Write the entries below out again exactly, but skip the pictures.

**RECORDS FOR THE TASK**
----------------

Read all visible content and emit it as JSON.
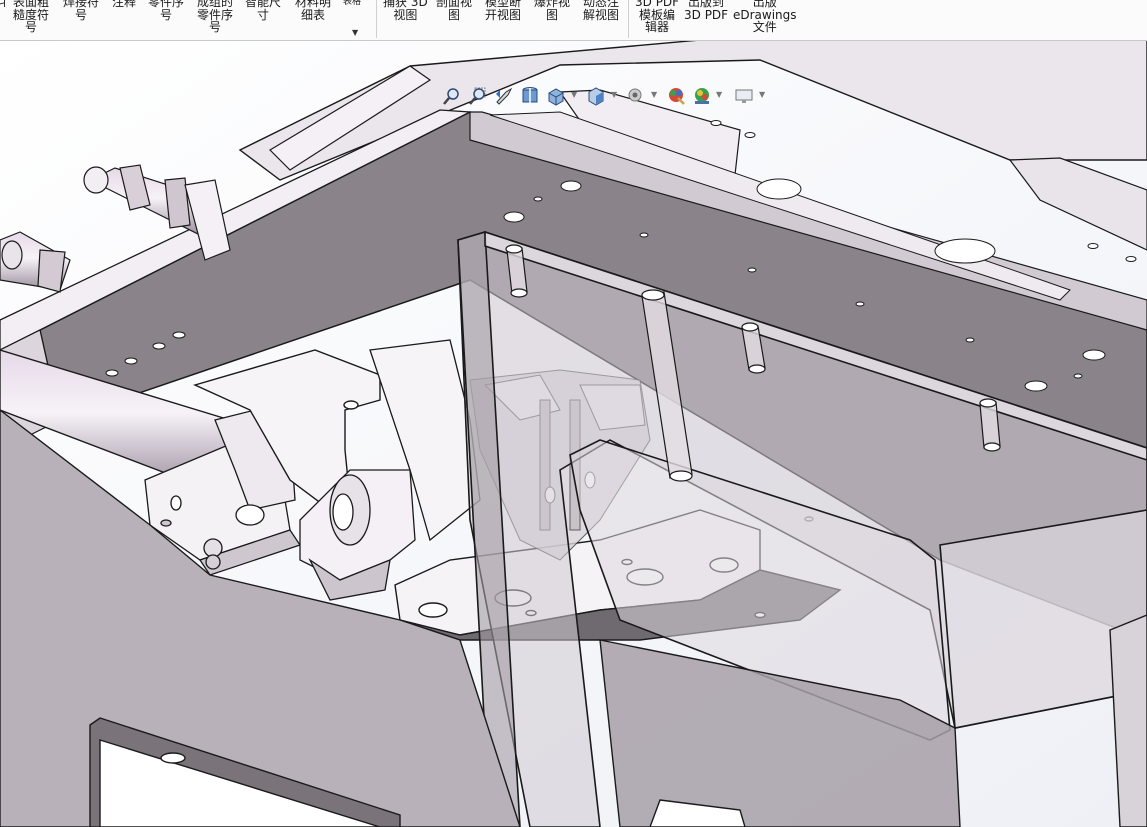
{
  "ribbon": {
    "items": [
      {
        "label": "ㄐ"
      },
      {
        "label": "表面粗\n糙度符\n号"
      },
      {
        "label": "焊接符\n号"
      },
      {
        "label": "注释"
      },
      {
        "label": "零件序\n号"
      },
      {
        "label": "成组的\n零件序\n号"
      },
      {
        "label": "智能尺\n寸"
      },
      {
        "label": "材料明\n细表"
      },
      {
        "label": "表格"
      },
      {
        "label": "捕获 3D\n视图"
      },
      {
        "label": "剖面视\n图"
      },
      {
        "label": "模型断\n开视图"
      },
      {
        "label": "爆炸视\n图"
      },
      {
        "label": "动态注\n解视图"
      },
      {
        "label": "3D PDF\n模板编\n辑器"
      },
      {
        "label": "出版到\n3D PDF"
      },
      {
        "label": "出版\neDrawings\n文件"
      }
    ]
  },
  "heads_up_toolbar": {
    "buttons": [
      {
        "icon": "zoom-to-fit-icon"
      },
      {
        "icon": "zoom-to-area-icon"
      },
      {
        "icon": "previous-view-icon"
      },
      {
        "icon": "section-view-icon"
      },
      {
        "icon": "view-orientation-icon"
      },
      {
        "icon": "display-style-icon"
      },
      {
        "icon": "hide-show-items-icon"
      },
      {
        "icon": "edit-appearance-icon"
      },
      {
        "icon": "apply-scene-icon"
      },
      {
        "icon": "view-settings-icon"
      }
    ]
  },
  "colors": {
    "part_light": "#efeaf0",
    "part_mid": "#cbc3cb",
    "part_dark": "#7d767c",
    "edge": "#1a1a1a",
    "glass": "#d6d1d8",
    "background": "#ffffff"
  }
}
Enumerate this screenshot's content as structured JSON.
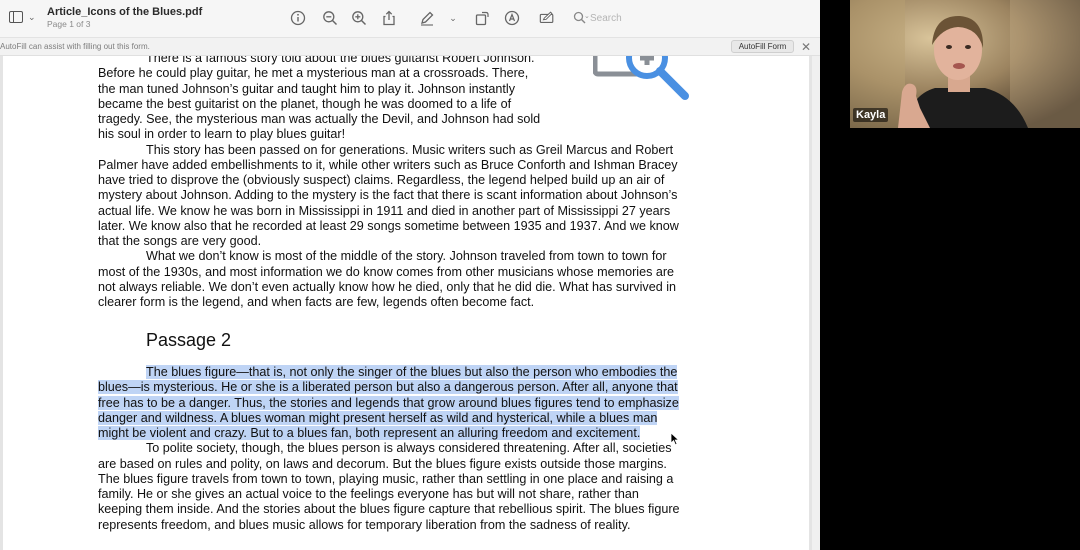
{
  "window": {
    "title": "Article_Icons of the Blues.pdf",
    "subtitle": "Page 1 of 3"
  },
  "toolbar": {
    "icons": [
      "sidebar-icon",
      "info-icon",
      "zoom-out-icon",
      "zoom-in-icon",
      "share-icon",
      "markup-pen-icon",
      "rotate-icon",
      "markup-icon",
      "form-fill-icon",
      "search-icon"
    ],
    "search_placeholder": "Search"
  },
  "autofill": {
    "message": "AutoFill can assist with filling out this form.",
    "button_label": "AutoFill Form"
  },
  "document": {
    "passage1_lines": [
      "There is a famous story told about the blues guitarist Robert Johnson.",
      "Before he could play guitar, he met a mysterious man at a crossroads. There,",
      "the man tuned Johnson’s guitar and taught him to play it. Johnson instantly",
      "became the best guitarist on the planet, though he was doomed to a life of",
      "tragedy. See, the mysterious man was actually the Devil, and Johnson had sold",
      "his soul in order to learn to play blues guitar!",
      "This story has been passed on for generations. Music writers such as Greil Marcus and Robert",
      "Palmer have added embellishments to it, while other writers such as Bruce Conforth and Ishman Bracey",
      "have tried to disprove the (obviously suspect) claims. Regardless, the legend helped build up an air of",
      "mystery about Johnson. Adding to the mystery is the fact that there is scant information about Johnson’s",
      "actual life. We know he was born in Mississippi in 1911 and died in another part of Mississippi 27 years",
      "later. We know also that he recorded at least 29 songs sometime between 1935 and 1937. And we know",
      "that the songs are very good.",
      "What we don’t know is most of the middle of the story. Johnson traveled from town to town for",
      "most of the 1930s, and most information we do know comes from other musicians whose memories are",
      "not always reliable. We don’t even actually know how he died, only that he did die. What has survived in",
      "clearer form is the legend, and when facts are few, legends often become fact."
    ],
    "passage2_heading": "Passage 2",
    "passage2_lines": [
      "The blues figure—that is, not only the singer of the blues but also the person who embodies the",
      "blues—is mysterious. He or she is a liberated person but also a dangerous person. After all, anyone that",
      "free has to be a danger. Thus, the stories and legends that grow around blues figures tend to emphasize",
      "danger and wildness. A blues woman might present herself as wild and hysterical, while a blues man",
      "might be violent and crazy. But to a blues fan, both represent an alluring freedom and excitement.",
      "To polite society, though, the blues person is always considered threatening. After all, societies",
      "are based on rules and polity, on laws and decorum. But the blues figure exists outside those margins.",
      "The blues figure travels from town to town, playing music, rather than settling in one place and raising a",
      "family. He or she gives an actual voice to the feelings everyone has but will not share, rather than",
      "keeping them inside. And the stories about the blues figure capture that rebellious spirit. The blues figure",
      "represents freedom, and blues music allows for temporary liberation from the sadness of reality."
    ]
  },
  "video": {
    "participant_name": "Kayla"
  },
  "colors": {
    "highlight": "#bfd4f5",
    "toolbar_bg": "#f6f6f6",
    "magnifier_blue": "#4a90e2"
  }
}
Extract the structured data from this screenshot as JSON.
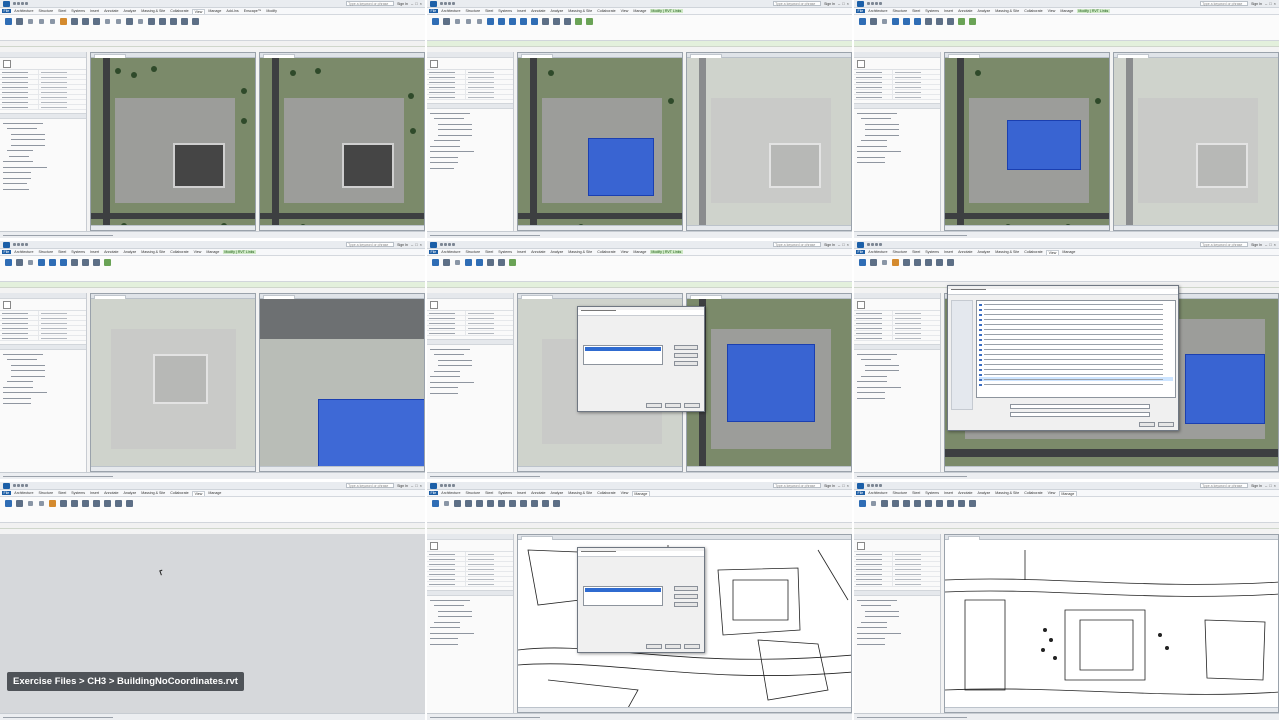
{
  "breadcrumb": {
    "text": "Exercise Files > CH3 > BuildingNoCoordinates.rvt"
  },
  "app": {
    "ribbon_tabs": [
      "File",
      "Architecture",
      "Structure",
      "Steel",
      "Systems",
      "Insert",
      "Annotate",
      "Analyze",
      "Massing & Site",
      "Collaborate",
      "View",
      "Manage",
      "Add-Ins",
      "Enscape™",
      "Modify"
    ],
    "context_tab": "Modify | RVT Links",
    "search_placeholder": "Type a keyword or phrase",
    "sign_in": "Sign In"
  },
  "colors": {
    "file_tab": "#1d5ea5",
    "context_tab": "#cfe9c6",
    "selection_blue": "#285adc",
    "site_green": "#7b8a6a"
  },
  "icons": [
    "application-menu-icon",
    "quick-access-icon",
    "minimize-icon",
    "maximize-icon",
    "close-icon"
  ]
}
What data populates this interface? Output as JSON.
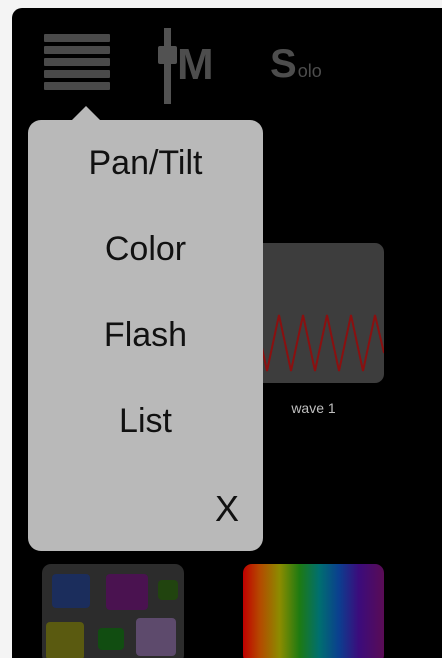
{
  "toolbar": {
    "menu_icon": "hamburger-icon",
    "fader_icon": "fader-icon",
    "master_label": "M",
    "solo_initial": "S",
    "solo_rest": "olo"
  },
  "popup_menu": {
    "items": [
      {
        "label": "Pan/Tilt"
      },
      {
        "label": "Color"
      },
      {
        "label": "Flash"
      },
      {
        "label": "List"
      }
    ],
    "close_label": "X"
  },
  "tiles": {
    "wave_label": "wave 1"
  },
  "colors": {
    "background": "#000000",
    "popup": "#b9b9b9",
    "icon_gray": "#4d4d4d",
    "wave_line": "#8a1010"
  }
}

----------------

**TASK SOLUTION**
Read all visible content and emit it as JSON.
{
  "ribbon": {
    "items": [
      {
        "label": "ㄐ"
      },
      {
        "label": "表面粗\n糙度符\n号"
      },
      {
        "label": "焊接符\n号"
      },
      {
        "label": "注释"
      },
      {
        "label": "零件序\n号"
      },
      {
        "label": "成组的\n零件序\n号"
      },
      {
        "label": "智能尺\n寸"
      },
      {
        "label": "材料明\n细表"
      },
      {
        "label": "表格"
      },
      {
        "label": "捕获 3D\n视图"
      },
      {
        "label": "剖面视\n图"
      },
      {
        "label": "模型断\n开视图"
      },
      {
        "label": "爆炸视\n图"
      },
      {
        "label": "动态注\n解视图"
      },
      {
        "label": "3D PDF\n模板编\n辑器"
      },
      {
        "label": "出版到\n3D PDF"
      },
      {
        "label": "出版\neDrawings\n文件"
      }
    ]
  },
  "heads_up_toolbar": {
    "buttons": [
      {
        "icon": "zoom-to-fit-icon"
      },
      {
        "icon": "zoom-to-area-icon"
      },
      {
        "icon": "previous-view-icon"
      },
      {
        "icon": "section-view-icon"
      },
      {
        "icon": "view-orientation-icon"
      },
      {
        "icon": "display-style-icon"
      },
      {
        "icon": "hide-show-items-icon"
      },
      {
        "icon": "edit-appearance-icon"
      },
      {
        "icon": "apply-scene-icon"
      },
      {
        "icon": "view-settings-icon"
      }
    ]
  },
  "colors": {
    "part_light": "#efeaf0",
    "part_mid": "#cbc3cb",
    "part_dark": "#7d767c",
    "edge": "#1a1a1a",
    "glass": "#d6d1d8",
    "background": "#ffffff"
  }
}
Enumerate this screenshot's content as structured JSON.
{
  "window": {
    "title": "Article_Icons of the Blues.pdf",
    "subtitle": "Page 1 of 3"
  },
  "toolbar": {
    "icons": [
      "sidebar-icon",
      "info-icon",
      "zoom-out-icon",
      "zoom-in-icon",
      "share-icon",
      "markup-pen-icon",
      "rotate-icon",
      "markup-icon",
      "form-fill-icon",
      "search-icon"
    ],
    "search_placeholder": "Search"
  },
  "autofill": {
    "message": "AutoFill can assist with filling out this form.",
    "button_label": "AutoFill Form"
  },
  "document": {
    "passage1_lines": [
      "There is a famous story told about the blues guitarist Robert Johnson.",
      "Before he could play guitar, he met a mysterious man at a crossroads. There,",
      "the man tuned Johnson’s guitar and taught him to play it. Johnson instantly",
      "became the best guitarist on the planet, though he was doomed to a life of",
      "tragedy. See, the mysterious man was actually the Devil, and Johnson had sold",
      "his soul in order to learn to play blues guitar!",
      "This story has been passed on for generations. Music writers such as Greil Marcus and Robert",
      "Palmer have added embellishments to it, while other writers such as Bruce Conforth and Ishman Bracey",
      "have tried to disprove the (obviously suspect) claims. Regardless, the legend helped build up an air of",
      "mystery about Johnson. Adding to the mystery is the fact that there is scant information about Johnson’s",
      "actual life. We know he was born in Mississippi in 1911 and died in another part of Mississippi 27 years",
      "later. We know also that he recorded at least 29 songs sometime between 1935 and 1937. And we know",
      "that the songs are very good.",
      "What we don’t know is most of the middle of the story. Johnson traveled from town to town for",
      "most of the 1930s, and most information we do know comes from other musicians whose memories are",
      "not always reliable. We don’t even actually know how he died, only that he did die. What has survived in",
      "clearer form is the legend, and when facts are few, legends often become fact."
    ],
    "passage2_heading": "Passage 2",
    "passage2_lines": [
      "The blues figure—that is, not only the singer of the blues but also the person who embodies the",
      "blues—is mysterious. He or she is a liberated person but also a dangerous person. After all, anyone that",
      "free has to be a danger. Thus, the stories and legends that grow around blues figures tend to emphasize",
      "danger and wildness. A blues woman might present herself as wild and hysterical, while a blues man",
      "might be violent and crazy. But to a blues fan, both represent an alluring freedom and excitement.",
      "To polite society, though, the blues person is always considered threatening. After all, societies",
      "are based on rules and polity, on laws and decorum. But the blues figure exists outside those margins.",
      "The blues figure travels from town to town, playing music, rather than settling in one place and raising a",
      "family. He or she gives an actual voice to the feelings everyone has but will not share, rather than",
      "keeping them inside. And the stories about the blues figure capture that rebellious spirit. The blues figure",
      "represents freedom, and blues music allows for temporary liberation from the sadness of reality."
    ]
  },
  "video": {
    "participant_name": "Kayla"
  },
  "colors": {
    "highlight": "#bfd4f5",
    "toolbar_bg": "#f6f6f6",
    "magnifier_blue": "#4a90e2"
  }
}
Extract the structured data from this screenshot as JSON.
{
  "breadcrumb": {
    "text": "Exercise Files > CH3 > BuildingNoCoordinates.rvt"
  },
  "app": {
    "ribbon_tabs": [
      "File",
      "Architecture",
      "Structure",
      "Steel",
      "Systems",
      "Insert",
      "Annotate",
      "Analyze",
      "Massing & Site",
      "Collaborate",
      "View",
      "Manage",
      "Add-Ins",
      "Enscape™",
      "Modify"
    ],
    "context_tab": "Modify | RVT Links",
    "search_placeholder": "Type a keyword or phrase",
    "sign_in": "Sign In"
  },
  "colors": {
    "file_tab": "#1d5ea5",
    "context_tab": "#cfe9c6",
    "selection_blue": "#285adc",
    "site_green": "#7b8a6a"
  },
  "icons": [
    "application-menu-icon",
    "quick-access-icon",
    "minimize-icon",
    "maximize-icon",
    "close-icon"
  ]
}
What data populates this interface? Output as JSON.
{
  "toolbar": {
    "menu_icon": "hamburger-icon",
    "fader_icon": "fader-icon",
    "master_label": "M",
    "solo_initial": "S",
    "solo_rest": "olo"
  },
  "popup_menu": {
    "items": [
      {
        "label": "Pan/Tilt"
      },
      {
        "label": "Color"
      },
      {
        "label": "Flash"
      },
      {
        "label": "List"
      }
    ],
    "close_label": "X"
  },
  "tiles": {
    "wave_label": "wave 1"
  },
  "colors": {
    "background": "#000000",
    "popup": "#b9b9b9",
    "icon_gray": "#4d4d4d",
    "wave_line": "#8a1010"
  }
}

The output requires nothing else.